A person's environment really shapes how they perceive the world. Once we took my daughter to an eye doctor in the U.S., who showed her some pictures and asked her to identify them so he could check her vision. The pictures included basic objects like a telephone, a shoe and so on, but some of the pictures looked so odd to her Japanese eyes that she couldn't identify the objects correctly, even though she could see them fine. The other day she found a toy airplane I'd had sitting around the house, a model of an experimental weapon made by Germany during World War II. "This airplane looks upset," she said to me. She had seen the iron cross on the German plane as the anime mark for being angry or upset.

Monday, May 02, 2005

Various surprises that were waiting for me when I went to live in Japan

Before I moved to Japan, I had a lot of preconceptions about what life would be like here, based on watching Japanese animation and dramas.
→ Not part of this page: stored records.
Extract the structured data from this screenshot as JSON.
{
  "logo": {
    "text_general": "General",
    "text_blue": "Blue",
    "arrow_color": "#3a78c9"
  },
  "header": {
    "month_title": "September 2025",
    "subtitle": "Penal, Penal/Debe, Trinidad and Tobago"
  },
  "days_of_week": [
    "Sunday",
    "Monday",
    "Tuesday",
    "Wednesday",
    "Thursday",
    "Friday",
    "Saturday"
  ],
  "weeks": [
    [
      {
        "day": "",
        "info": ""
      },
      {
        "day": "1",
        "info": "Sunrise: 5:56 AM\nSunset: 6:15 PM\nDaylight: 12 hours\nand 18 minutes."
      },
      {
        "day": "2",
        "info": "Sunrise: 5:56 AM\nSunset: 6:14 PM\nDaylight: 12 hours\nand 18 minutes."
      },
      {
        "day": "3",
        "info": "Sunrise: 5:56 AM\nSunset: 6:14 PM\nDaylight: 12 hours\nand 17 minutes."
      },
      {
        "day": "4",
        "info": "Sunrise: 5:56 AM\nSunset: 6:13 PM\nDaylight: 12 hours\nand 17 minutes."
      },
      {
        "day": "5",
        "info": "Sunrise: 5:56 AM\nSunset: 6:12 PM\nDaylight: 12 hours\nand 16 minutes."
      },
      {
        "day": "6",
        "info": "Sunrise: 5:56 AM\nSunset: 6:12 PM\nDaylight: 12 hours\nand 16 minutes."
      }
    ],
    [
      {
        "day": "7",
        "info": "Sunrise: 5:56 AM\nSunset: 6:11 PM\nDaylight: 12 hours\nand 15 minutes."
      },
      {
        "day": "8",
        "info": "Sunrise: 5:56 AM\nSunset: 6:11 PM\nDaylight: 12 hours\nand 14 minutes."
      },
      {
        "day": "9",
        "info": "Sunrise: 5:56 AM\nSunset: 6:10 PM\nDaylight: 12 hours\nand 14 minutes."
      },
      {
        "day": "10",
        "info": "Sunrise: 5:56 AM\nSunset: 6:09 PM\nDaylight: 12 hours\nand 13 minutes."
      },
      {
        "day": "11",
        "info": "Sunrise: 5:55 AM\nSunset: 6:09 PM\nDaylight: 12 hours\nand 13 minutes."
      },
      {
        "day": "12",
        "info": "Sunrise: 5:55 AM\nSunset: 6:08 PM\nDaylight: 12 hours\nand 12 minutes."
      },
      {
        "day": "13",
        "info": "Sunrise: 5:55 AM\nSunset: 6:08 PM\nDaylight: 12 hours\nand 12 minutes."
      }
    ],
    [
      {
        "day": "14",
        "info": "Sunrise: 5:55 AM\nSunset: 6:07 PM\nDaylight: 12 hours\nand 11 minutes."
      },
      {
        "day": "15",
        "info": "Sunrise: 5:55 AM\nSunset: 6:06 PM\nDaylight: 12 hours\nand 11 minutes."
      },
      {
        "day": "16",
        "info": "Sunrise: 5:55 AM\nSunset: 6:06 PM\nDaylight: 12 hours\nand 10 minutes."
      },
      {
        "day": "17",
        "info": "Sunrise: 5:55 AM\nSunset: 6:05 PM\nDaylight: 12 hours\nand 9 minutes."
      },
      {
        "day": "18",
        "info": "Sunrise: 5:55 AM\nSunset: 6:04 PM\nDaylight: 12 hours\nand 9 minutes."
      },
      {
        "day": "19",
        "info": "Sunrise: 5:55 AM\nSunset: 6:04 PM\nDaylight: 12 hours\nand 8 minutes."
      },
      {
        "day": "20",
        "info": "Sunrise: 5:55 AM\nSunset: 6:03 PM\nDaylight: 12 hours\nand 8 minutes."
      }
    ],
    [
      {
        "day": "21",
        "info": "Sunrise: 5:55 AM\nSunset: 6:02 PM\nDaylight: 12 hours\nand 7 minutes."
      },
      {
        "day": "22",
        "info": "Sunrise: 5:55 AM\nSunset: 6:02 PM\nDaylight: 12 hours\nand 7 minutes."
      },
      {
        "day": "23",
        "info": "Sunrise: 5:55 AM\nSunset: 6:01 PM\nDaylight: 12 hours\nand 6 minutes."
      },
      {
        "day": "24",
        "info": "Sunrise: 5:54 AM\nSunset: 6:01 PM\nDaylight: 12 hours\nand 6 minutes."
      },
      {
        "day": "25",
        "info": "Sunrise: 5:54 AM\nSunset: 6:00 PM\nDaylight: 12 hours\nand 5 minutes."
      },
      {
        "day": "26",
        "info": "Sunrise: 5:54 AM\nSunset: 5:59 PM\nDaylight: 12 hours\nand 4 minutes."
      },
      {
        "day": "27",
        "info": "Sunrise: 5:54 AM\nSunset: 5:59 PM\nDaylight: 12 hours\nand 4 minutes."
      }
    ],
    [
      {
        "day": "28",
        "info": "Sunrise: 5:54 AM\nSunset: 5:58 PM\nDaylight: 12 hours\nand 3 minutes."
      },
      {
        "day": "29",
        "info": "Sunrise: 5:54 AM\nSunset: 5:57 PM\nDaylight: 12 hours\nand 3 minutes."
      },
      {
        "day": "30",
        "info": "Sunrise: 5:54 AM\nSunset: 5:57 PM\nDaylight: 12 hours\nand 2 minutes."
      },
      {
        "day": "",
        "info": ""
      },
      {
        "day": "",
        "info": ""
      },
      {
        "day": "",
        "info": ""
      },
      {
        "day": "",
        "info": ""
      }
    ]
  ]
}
But when I arrived here back in 1991, I was actually surprised at some of the things I didn't find, starting with the near total lack of anything bearing the name teriyaki -- the flavoring is used but is never referred to with that name, except the McDonald's Teriyaki McBurger. I'd read a few James Clavell novels, and subliminally expected the Asian idea of "face" to be at least a small part of Japanese life -- yet the concept is so rarely mentioned here, it took me several years to learn how to express it in Japanese. I thought of Japan as being an ultra-modern country, yet when I got here, my life resembled the year I spent in New Zealand back in the 1970s -- things that most Americans take for granted like dishwashers and electric dryers were extremely rare in Japan. There were plenty of things I didn't expect to see, too, like Jehovah's Witnesses (yes, they have them here), grown-up women who act kawaii (cute) like silly anime characters, whole city grids without a single named street, Japanese translations of Harlequin Romance novels, and more vending machines within walking distance of my house than on the entire SDSU campus.

One unique aspect of the Japanese language is the high number of foreign-loan words used in daily life. The Japanese even have a writing system that's used exclusively for writing foreign words, katakana. Like its sister hiragana, katakana lets you express sounds as syllables, like ka-ki-ku-ke-ko, but never the consonant "k" by itself. Modern written Japanese is a constantly churning mix of kanji (for core meaning), hiragana (for grammatical particles) and katakana (for expressing words from other languages). Certain categories of words tend to be borrowed from English -- anything having to do with cars or technology, and many occupation titles (engineer, illustrator, programmer). Often foreign words are imported with slightly altered meanings -- for example, the Japanese use a Japanese word for a street address (juusho), but use the English word adoresu for referring to an email address. The problem is that more and more words are written in katakana these days, which creates a "comprehension gap" between young and old Japanese, with people over 40 understanding less and less. The problem is so bad that there are actually "katakana dictionaries" you can buy in stores, which help explain what these strange foreign words mean. (The Wordtank electronic dictionaries that J-List sells also include katakana dictionaries.) Just as some English speakers throw a dash of French into their writing to show off their intelligence, Japanese businessmen and news commentators love to pepper their speech with English words like "consensus" and "manifesto" and "initiative" which can cause plenty of confusion.